Your task is to print each record exactly as it reads.

━━━

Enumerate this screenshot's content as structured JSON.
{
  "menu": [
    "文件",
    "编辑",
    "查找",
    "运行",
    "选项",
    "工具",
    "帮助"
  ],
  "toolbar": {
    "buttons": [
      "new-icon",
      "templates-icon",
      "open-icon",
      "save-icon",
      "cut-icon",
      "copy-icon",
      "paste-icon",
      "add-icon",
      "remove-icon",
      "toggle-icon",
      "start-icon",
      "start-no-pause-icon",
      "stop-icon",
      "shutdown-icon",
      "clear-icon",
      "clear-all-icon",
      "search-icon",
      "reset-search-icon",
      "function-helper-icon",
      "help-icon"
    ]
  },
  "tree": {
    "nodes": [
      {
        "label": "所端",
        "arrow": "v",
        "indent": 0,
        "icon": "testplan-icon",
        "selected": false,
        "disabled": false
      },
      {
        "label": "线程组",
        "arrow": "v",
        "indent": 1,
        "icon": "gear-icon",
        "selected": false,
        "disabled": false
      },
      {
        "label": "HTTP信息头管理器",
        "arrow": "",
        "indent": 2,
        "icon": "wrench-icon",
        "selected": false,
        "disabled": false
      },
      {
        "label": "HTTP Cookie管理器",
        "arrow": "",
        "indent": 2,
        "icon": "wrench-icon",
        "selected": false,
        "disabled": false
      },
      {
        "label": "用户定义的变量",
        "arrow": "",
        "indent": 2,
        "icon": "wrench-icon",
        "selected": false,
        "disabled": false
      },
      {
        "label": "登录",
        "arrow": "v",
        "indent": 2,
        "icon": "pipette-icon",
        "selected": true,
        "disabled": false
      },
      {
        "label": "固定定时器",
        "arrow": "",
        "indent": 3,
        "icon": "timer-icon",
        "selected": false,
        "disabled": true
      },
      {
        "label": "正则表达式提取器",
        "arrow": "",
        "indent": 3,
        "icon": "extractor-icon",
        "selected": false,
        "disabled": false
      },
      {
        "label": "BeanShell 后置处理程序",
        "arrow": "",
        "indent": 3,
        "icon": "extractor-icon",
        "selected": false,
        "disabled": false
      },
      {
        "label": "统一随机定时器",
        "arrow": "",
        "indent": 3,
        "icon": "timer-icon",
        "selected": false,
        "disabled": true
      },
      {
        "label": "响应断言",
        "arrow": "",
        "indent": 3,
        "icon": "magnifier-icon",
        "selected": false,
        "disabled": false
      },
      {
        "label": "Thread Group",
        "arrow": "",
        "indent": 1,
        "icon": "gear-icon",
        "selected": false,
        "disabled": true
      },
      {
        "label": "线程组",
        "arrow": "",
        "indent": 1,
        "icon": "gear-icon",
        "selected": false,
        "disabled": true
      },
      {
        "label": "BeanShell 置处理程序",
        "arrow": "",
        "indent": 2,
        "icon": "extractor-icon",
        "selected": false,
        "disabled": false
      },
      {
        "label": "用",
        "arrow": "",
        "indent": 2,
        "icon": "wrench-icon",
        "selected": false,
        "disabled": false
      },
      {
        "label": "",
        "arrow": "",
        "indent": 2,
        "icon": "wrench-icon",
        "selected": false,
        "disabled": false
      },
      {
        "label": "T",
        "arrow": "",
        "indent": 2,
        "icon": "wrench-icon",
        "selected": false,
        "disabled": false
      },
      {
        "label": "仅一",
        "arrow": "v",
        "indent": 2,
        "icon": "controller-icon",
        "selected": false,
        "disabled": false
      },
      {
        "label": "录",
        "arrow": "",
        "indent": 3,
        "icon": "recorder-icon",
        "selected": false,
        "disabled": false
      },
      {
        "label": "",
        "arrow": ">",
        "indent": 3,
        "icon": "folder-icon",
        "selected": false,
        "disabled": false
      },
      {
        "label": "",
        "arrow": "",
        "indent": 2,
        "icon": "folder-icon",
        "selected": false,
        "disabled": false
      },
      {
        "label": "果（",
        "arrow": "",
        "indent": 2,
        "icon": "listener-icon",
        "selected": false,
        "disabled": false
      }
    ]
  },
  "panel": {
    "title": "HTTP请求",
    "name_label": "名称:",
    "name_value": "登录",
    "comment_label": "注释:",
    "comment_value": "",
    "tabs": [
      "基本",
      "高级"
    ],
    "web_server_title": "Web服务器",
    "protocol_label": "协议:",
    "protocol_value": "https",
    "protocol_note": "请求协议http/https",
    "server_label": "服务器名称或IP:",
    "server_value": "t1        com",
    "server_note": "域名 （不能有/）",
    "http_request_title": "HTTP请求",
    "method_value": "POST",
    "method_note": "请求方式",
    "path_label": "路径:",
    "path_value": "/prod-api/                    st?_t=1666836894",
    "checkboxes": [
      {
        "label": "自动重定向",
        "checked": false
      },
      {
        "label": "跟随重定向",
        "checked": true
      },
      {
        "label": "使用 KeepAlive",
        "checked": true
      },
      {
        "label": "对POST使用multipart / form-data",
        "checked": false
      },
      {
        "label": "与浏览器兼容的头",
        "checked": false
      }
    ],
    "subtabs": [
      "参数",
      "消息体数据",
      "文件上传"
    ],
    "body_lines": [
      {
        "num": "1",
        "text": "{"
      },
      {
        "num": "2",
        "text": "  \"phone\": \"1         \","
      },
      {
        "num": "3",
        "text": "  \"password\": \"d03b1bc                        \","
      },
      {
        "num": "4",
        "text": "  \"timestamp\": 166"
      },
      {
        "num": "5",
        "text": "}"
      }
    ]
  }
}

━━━

## EXERCISE RESPONSE
Enumerate this screenshot's content as structured JSON.
{
  "menu": [
    "文件",
    "编辑",
    "查找",
    "运行",
    "选项",
    "工具",
    "帮助"
  ],
  "toolbar": {
    "buttons": [
      "new-icon",
      "templates-icon",
      "open-icon",
      "save-icon",
      "cut-icon",
      "copy-icon",
      "paste-icon",
      "add-icon",
      "remove-icon",
      "toggle-icon",
      "start-icon",
      "start-no-pause-icon",
      "stop-icon",
      "shutdown-icon",
      "clear-icon",
      "clear-all-icon",
      "search-icon",
      "reset-search-icon",
      "function-helper-icon",
      "help-icon"
    ]
  },
  "tree": {
    "nodes": [
      {
        "label": "所端",
        "arrow": "v",
        "indent": 0,
        "icon": "testplan-icon",
        "selected": false,
        "disabled": false
      },
      {
        "label": "线程组",
        "arrow": "v",
        "indent": 1,
        "icon": "gear-icon",
        "selected": false,
        "disabled": false
      },
      {
        "label": "HTTP信息头管理器",
        "arrow": "",
        "indent": 2,
        "icon": "wrench-icon",
        "selected": false,
        "disabled": false
      },
      {
        "label": "HTTP Cookie管理器",
        "arrow": "",
        "indent": 2,
        "icon": "wrench-icon",
        "selected": false,
        "disabled": false
      },
      {
        "label": "用户定义的变量",
        "arrow": "",
        "indent": 2,
        "icon": "wrench-icon",
        "selected": false,
        "disabled": false
      },
      {
        "label": "登录",
        "arrow": "v",
        "indent": 2,
        "icon": "pipette-icon",
        "selected": true,
        "disabled": false
      },
      {
        "label": "固定定时器",
        "arrow": "",
        "indent": 3,
        "icon": "timer-icon",
        "selected": false,
        "disabled": true
      },
      {
        "label": "正则表达式提取器",
        "arrow": "",
        "indent": 3,
        "icon": "extractor-icon",
        "selected": false,
        "disabled": false
      },
      {
        "label": "BeanShell 后置处理程序",
        "arrow": "",
        "indent": 3,
        "icon": "extractor-icon",
        "selected": false,
        "disabled": false
      },
      {
        "label": "统一随机定时器",
        "arrow": "",
        "indent": 3,
        "icon": "timer-icon",
        "selected": false,
        "disabled": true
      },
      {
        "label": "响应断言",
        "arrow": "",
        "indent": 3,
        "icon": "magnifier-icon",
        "selected": false,
        "disabled": false
      },
      {
        "label": "Thread Group",
        "arrow": "",
        "indent": 1,
        "icon": "gear-icon",
        "selected": false,
        "disabled": true
      },
      {
        "label": "线程组",
        "arrow": "",
        "indent": 1,
        "icon": "gear-icon",
        "selected": false,
        "disabled": true
      },
      {
        "label": "BeanShell 置处理程序",
        "arrow": "",
        "indent": 2,
        "icon": "extractor-icon",
        "selected": false,
        "disabled": false
      },
      {
        "label": "用",
        "arrow": "",
        "indent": 2,
        "icon": "wrench-icon",
        "selected": false,
        "disabled": false
      },
      {
        "label": "",
        "arrow": "",
        "indent": 2,
        "icon": "wrench-icon",
        "selected": false,
        "disabled": false
      },
      {
        "label": "T",
        "arrow": "",
        "indent": 2,
        "icon": "wrench-icon",
        "selected": false,
        "disabled": false
      },
      {
        "label": "仅一",
        "arrow": "v",
        "indent": 2,
        "icon": "controller-icon",
        "selected": false,
        "disabled": false
      },
      {
        "label": "录",
        "arrow": "",
        "indent": 3,
        "icon": "recorder-icon",
        "selected": false,
        "disabled": false
      },
      {
        "label": "",
        "arrow": ">",
        "indent": 3,
        "icon": "folder-icon",
        "selected": false,
        "disabled": false
      },
      {
        "label": "",
        "arrow": "",
        "indent": 2,
        "icon": "folder-icon",
        "selected": false,
        "disabled": false
      },
      {
        "label": "果（",
        "arrow": "",
        "indent": 2,
        "icon": "listener-icon",
        "selected": false,
        "disabled": false
      }
    ]
  },
  "panel": {
    "title": "HTTP请求",
    "name_label": "名称:",
    "name_value": "登录",
    "comment_label": "注释:",
    "comment_value": "",
    "tabs": [
      "基本",
      "高级"
    ],
    "web_server_title": "Web服务器",
    "protocol_label": "协议:",
    "protocol_value": "https",
    "protocol_note": "请求协议http/https",
    "server_label": "服务器名称或IP:",
    "server_value": "t1        com",
    "server_note": "域名 （不能有/）",
    "http_request_title": "HTTP请求",
    "method_value": "POST",
    "method_note": "请求方式",
    "path_label": "路径:",
    "path_value": "/prod-api/                    st?_t=1666836894",
    "checkboxes": [
      {
        "label": "自动重定向",
        "checked": false
      },
      {
        "label": "跟随重定向",
        "checked": true
      },
      {
        "label": "使用 KeepAlive",
        "checked": true
      },
      {
        "label": "对POST使用multipart / form-data",
        "checked": false
      },
      {
        "label": "与浏览器兼容的头",
        "checked": false
      }
    ],
    "subtabs": [
      "参数",
      "消息体数据",
      "文件上传"
    ],
    "body_lines": [
      {
        "num": "1",
        "text": "{"
      },
      {
        "num": "2",
        "text": "  \"phone\": \"1         \","
      },
      {
        "num": "3",
        "text": "  \"password\": \"d03b1bc                        \","
      },
      {
        "num": "4",
        "text": "  \"timestamp\": 166"
      },
      {
        "num": "5",
        "text": "}"
      }
    ]
  }
}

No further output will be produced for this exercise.